Slovenia has it all: beauty, affordability and safety
After hearing rave reviews about Slovenia, a small country that formerly comprised the northern portion of Yugoslavia, my wife and I decided to head there during our Europe trip last summer and see for ourselves if it could live up to its glowing, “must-see” reputation. Not only did it meet our expectations, but it exceeded them; in fact, I could live there, a statement I’ve rarely made about the 78 countries I’ve gotten to know.
Bordered by Italy, Austria, Hungary, Croatia and a small sliver of the Adriatic Sea, Slovenia offers enough sights and adventures to fill a visit for week or two. With only two million people in a country half-covered by forests, Slovenia seldom felt crowded. Its compact size made it easy for us to drive our rental car in a couple of hours or less to destinations around the country, from the majestic Alps in the north to the vineyards in the southwest, the world-class caves in the south, and the many delightful, flower-clad villages inbetween. We found the drivers and roads to be equal or better than in the US.
After a few weeks in Italy, we headed for Trieste where a deluxe bus took us directly to Slovenia’s capital, Ljubjana (loo bee ahna). Our love affair with the country began when we asked an elderly, well-attired couple for directions to our hotel, and as we reached the entrance a few blocks later, we spotted them patiently waiting on the corner, making sure we hadn’t gotten lost. Like so many Slovenians whom we met during our visit, these kind folks embodied the old Slovenian proverb: Politeness costs little but yields much.
Ljubjana’s subtle charm captivated us and now, looking back on our two-month Europe adventure, I’ve decided that it’s my favorite capital city. Oddly enough, it isn’t bigger, prettier or older than anywhere else, but what it does offer is an attractive, clean, uncrowded, compact, safe and affordable place to relax and enjoy life. We spent two days in Ljubjana’s historic center, enjoying its pedestrian-only, cobblestone streets lined with baroque buildings, Greek-style fountains, a prominent pink church, and its plant-lined canal bordered by outdoor cafes and crossed by a series of medieval bridges. Ljubjana Castle, perched atop a nearby hill, provided an expansive view of the city and surrounding countryside, though the newly refurbished castle lacked the allure of other vintage castles.

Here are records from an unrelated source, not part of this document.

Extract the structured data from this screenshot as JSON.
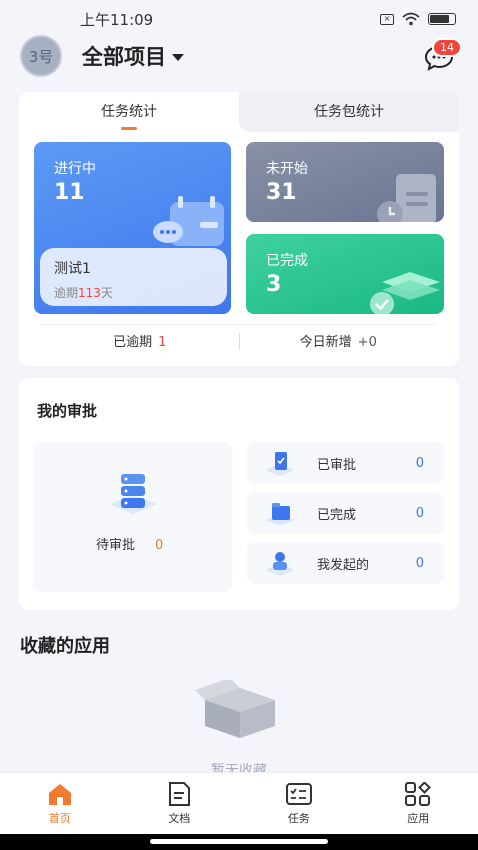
{
  "status_bar": {
    "time": "上午11:09"
  },
  "header": {
    "avatar_text": "3号",
    "project_title": "全部项目",
    "message_badge": "14"
  },
  "stats": {
    "tabs": [
      {
        "label": "任务统计",
        "active": true
      },
      {
        "label": "任务包统计",
        "active": false
      }
    ],
    "in_progress": {
      "label": "进行中",
      "value": "11"
    },
    "not_started": {
      "label": "未开始",
      "value": "31"
    },
    "completed": {
      "label": "已完成",
      "value": "3"
    },
    "overdue_task": {
      "title": "测试1",
      "prefix": "逾期",
      "days": "113",
      "suffix": "天"
    },
    "footer": {
      "overdue_label": "已逾期",
      "overdue_value": "1",
      "new_today_label": "今日新增",
      "new_today_value": "+0"
    }
  },
  "approval": {
    "title": "我的审批",
    "pending": {
      "label": "待审批",
      "value": "0"
    },
    "rows": [
      {
        "label": "已审批",
        "value": "0"
      },
      {
        "label": "已完成",
        "value": "0"
      },
      {
        "label": "我发起的",
        "value": "0"
      }
    ]
  },
  "favorites": {
    "title": "收藏的应用",
    "empty_text": "暂无收藏"
  },
  "tabbar": {
    "items": [
      {
        "label": "首页",
        "icon": "home-icon",
        "active": true
      },
      {
        "label": "文档",
        "icon": "document-icon",
        "active": false
      },
      {
        "label": "任务",
        "icon": "task-icon",
        "active": false
      },
      {
        "label": "应用",
        "icon": "apps-icon",
        "active": false
      }
    ]
  },
  "colors": {
    "accent": "#f27a2f",
    "blue": "#3e76ee",
    "green": "#1bb883",
    "grey": "#6b7590",
    "alert": "#f0463c"
  }
}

There is much to see and do in Slovenia, but here are some of the highlights we most enjoyed:
LAKE BLED: This deep blue, spring-fed lake is one of the most popular places in Slovenia, known for its tourist-friendly town of Bled, and the postcard-perfect views of a medieval castle perched over one end of the lake and a baroque church nestled on a small island at the other end. We spent three days exploring Lake Bled and the surrounding countryside, and while we enjoyed Bled, the nearby hikes and countryside drives were even more enjoyable. In fact, my favorite day of our entire summer trip was when we drove from Bled to nearby Lake Bohinj via a back road that wound through the mountains and past charming villages with flower-draped houses tucked away in valleys whose grassy pastures were so green that the intensity almost hurt my eyes.
RIVER GORGE HIKE: Less than 3 miles from Bled, Vintgar Gorge is one of the most popular hikes in Slovenia, featuring a walkway fastened to the rocky hillside just a few feet above a fast flowing, turquoise-tinted river. It meanders through a deep gorge for one mile until ending up at a lovely 40 foot waterfall. We loved this extraordinary hike but the key to our enjoyment was avoiding the immense summer crowds by arriving early (8am).

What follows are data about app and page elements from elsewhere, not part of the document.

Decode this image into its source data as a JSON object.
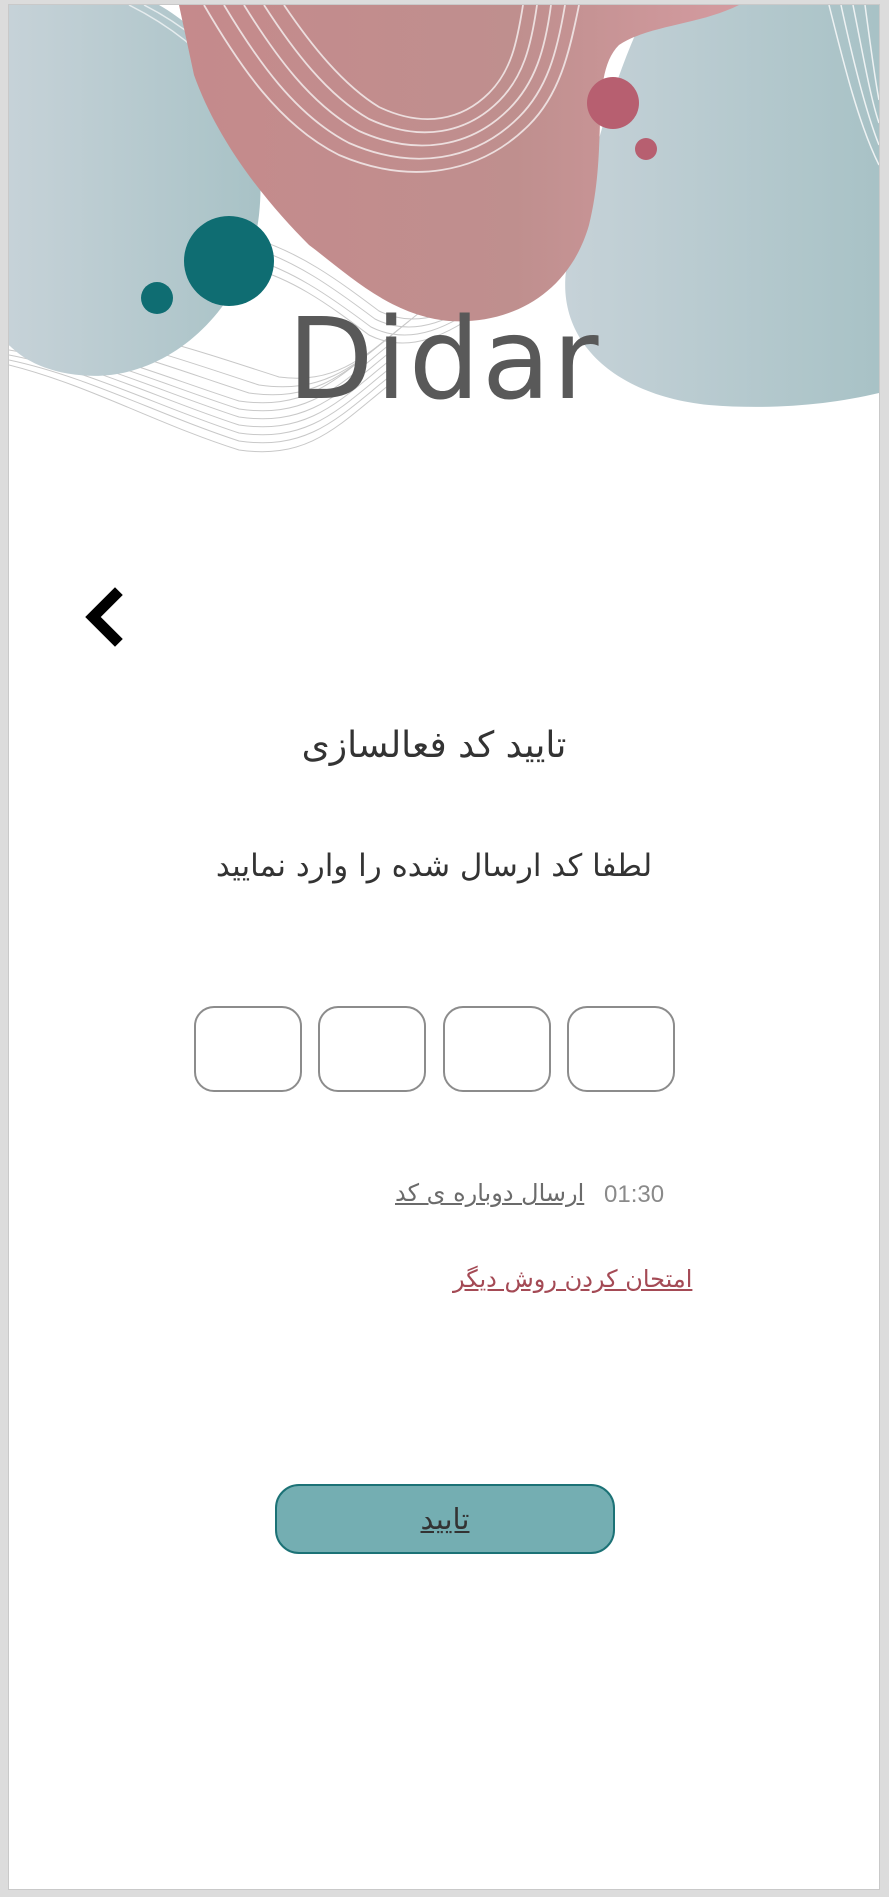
{
  "app": {
    "title": "Didar"
  },
  "colors": {
    "accent_teal": "#1c7276",
    "button_fill": "#74aeb2",
    "link_red": "#a44a55",
    "blob_blue": "#b3c6cc",
    "blob_pink": "#c98c90"
  },
  "header": {
    "back_icon": "chevron-left-icon"
  },
  "verify": {
    "heading": "تایید کد فعالسازی",
    "instruction": "لطفا کد ارسال شده را وارد نمایید",
    "otp_boxes": [
      "",
      "",
      "",
      ""
    ],
    "timer": "01:30",
    "resend_label": "ارسال دوباره ی کد",
    "alt_method_label": "امتحان کردن روش دیگر",
    "confirm_label": "تایید"
  }
}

RUSSIAN ROAD: Thank goodness we listened to our inn-keeper’s advice and drove on the Kranjska Gora road over the 5700 foot high Vrsic Pass in the Julian Alps. This turned out to be one of the best drives in Slovenia because of the majestic mountain scenery and the fascinating history of the road, built in WWI by 10,000 Russian POW’s (look for the historic Russian shrine they built near the pass to honor their comrades who died in avalanches while building the road).

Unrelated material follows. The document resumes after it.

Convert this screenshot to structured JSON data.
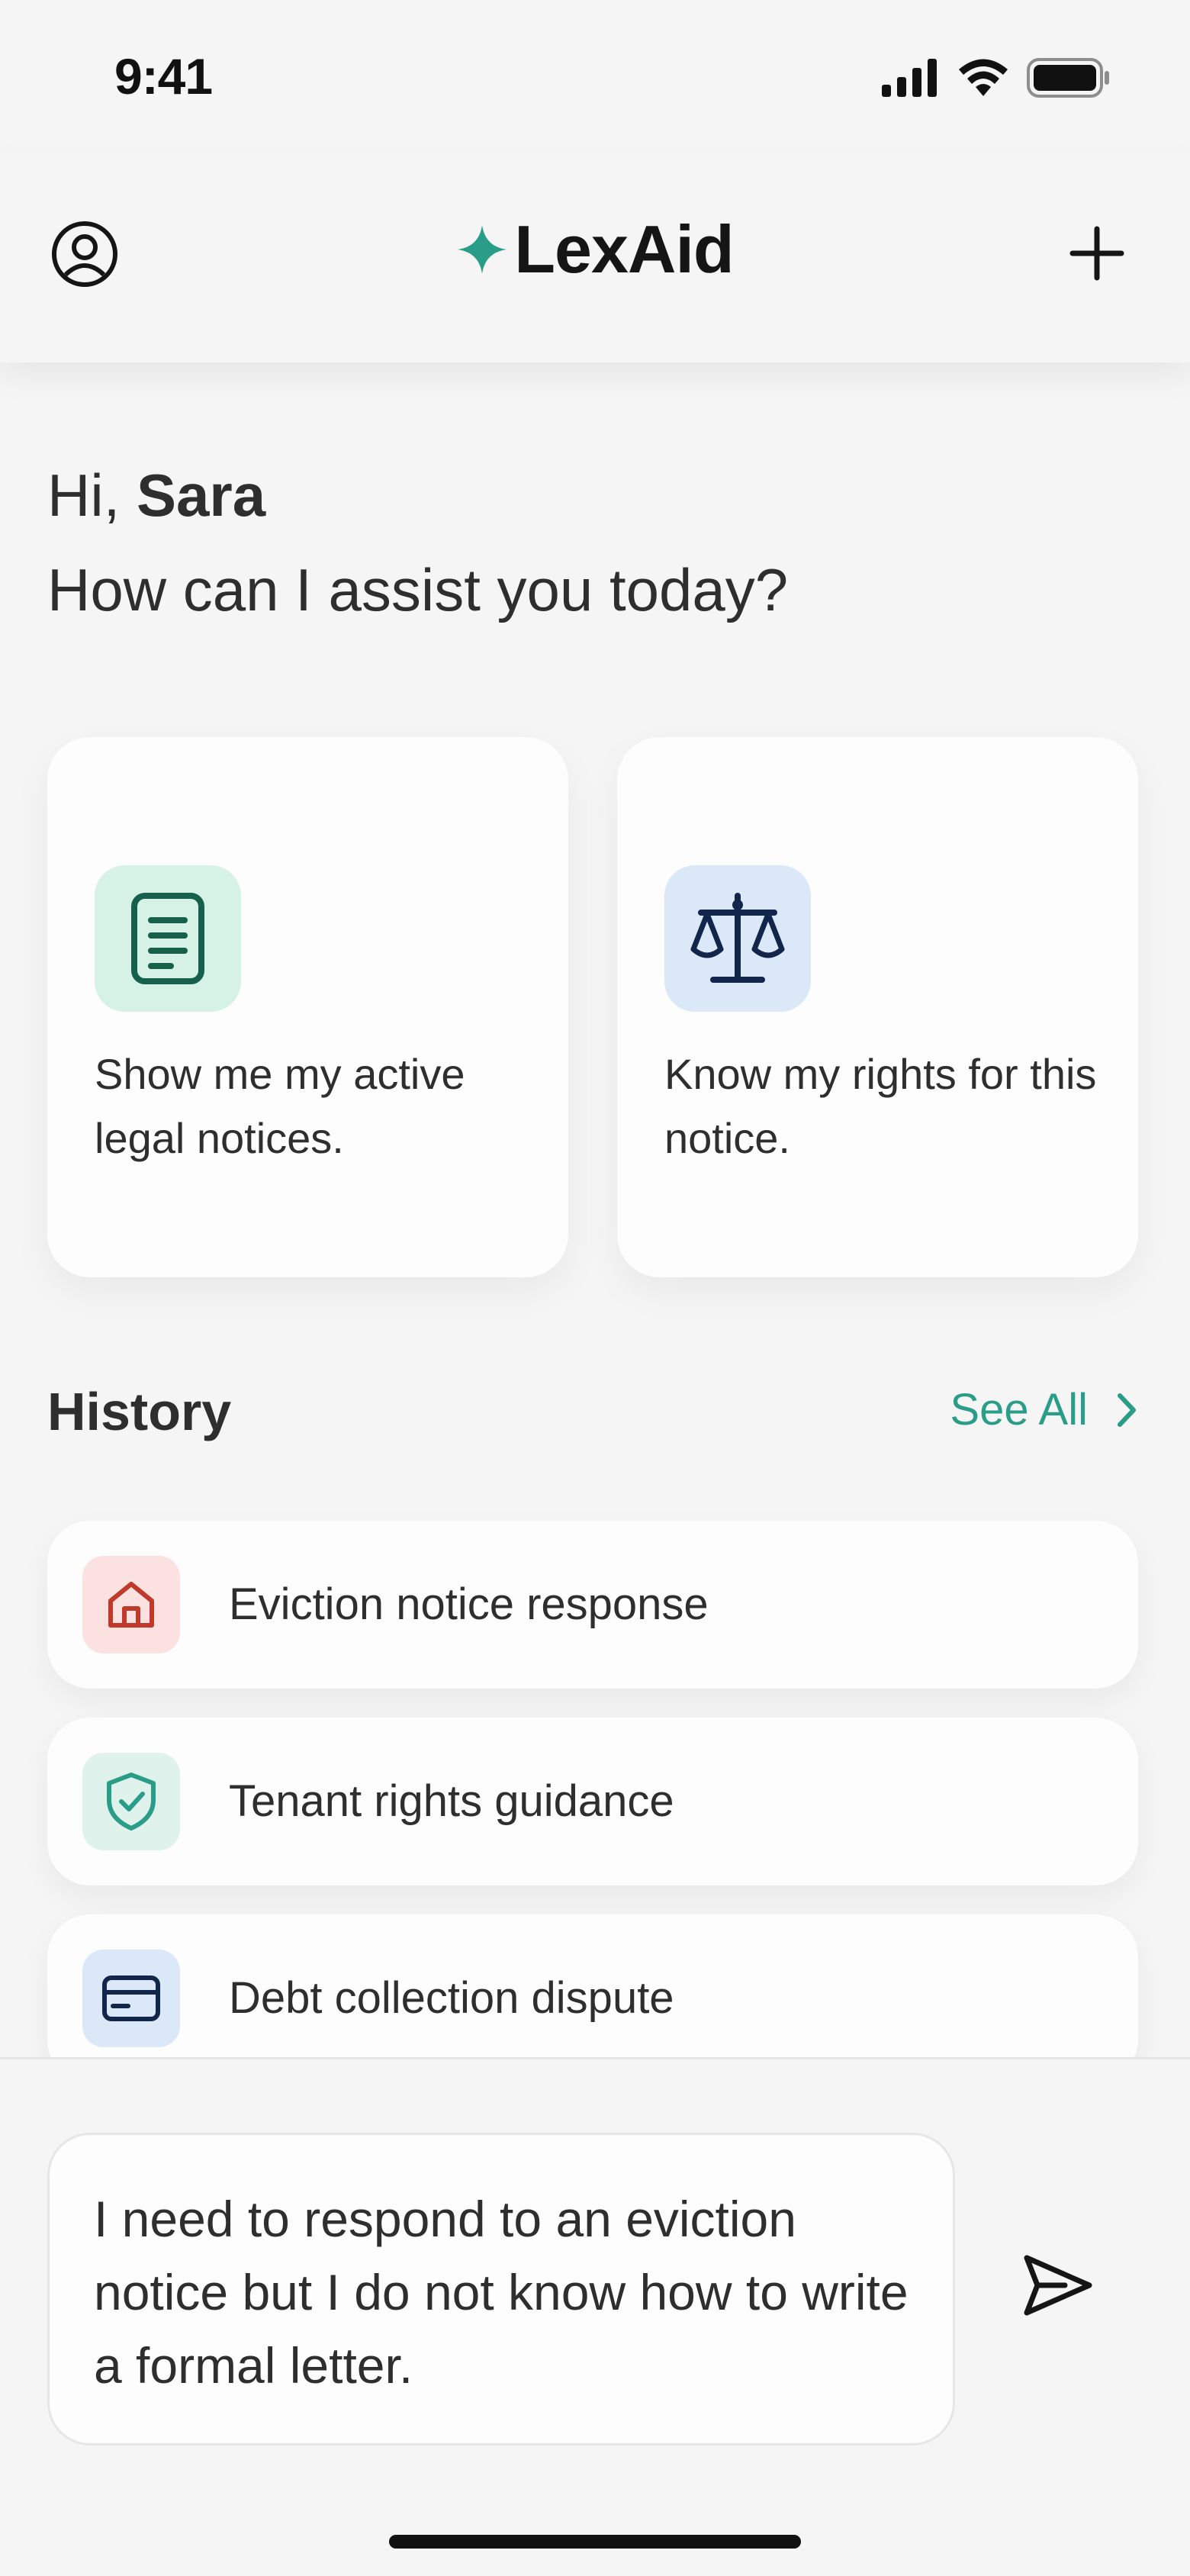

CAVES: Two of the finest caves in Europe are in southwest Slovenia: Postojna and Skocjan. If you like jaw-dropping caves whose size and formations defy imagination, then don’t miss both of these behemoths.
WWI MUSEUM: As we headed southwest from Bled, we happened upon a fascinating WWI museum in the town of Kobarid. It presented the dramatic story of the “biggest mountain war in the history of mankind” which unfolded on tops of the towering mountains surrounding the town. While there is much more I could say about one of my favorite countries, I’ll close by saying this: If you want to tour a country with genuinely friendly, mostly English-speaking people, and you like to hike, bike, kayak, ski, drink local wines or eat farm-to-table food, then Slovenia is the place for you. Meanwhile, we’ll be considering our next home covered with bright red and white geraniums in the Slovenian countryside.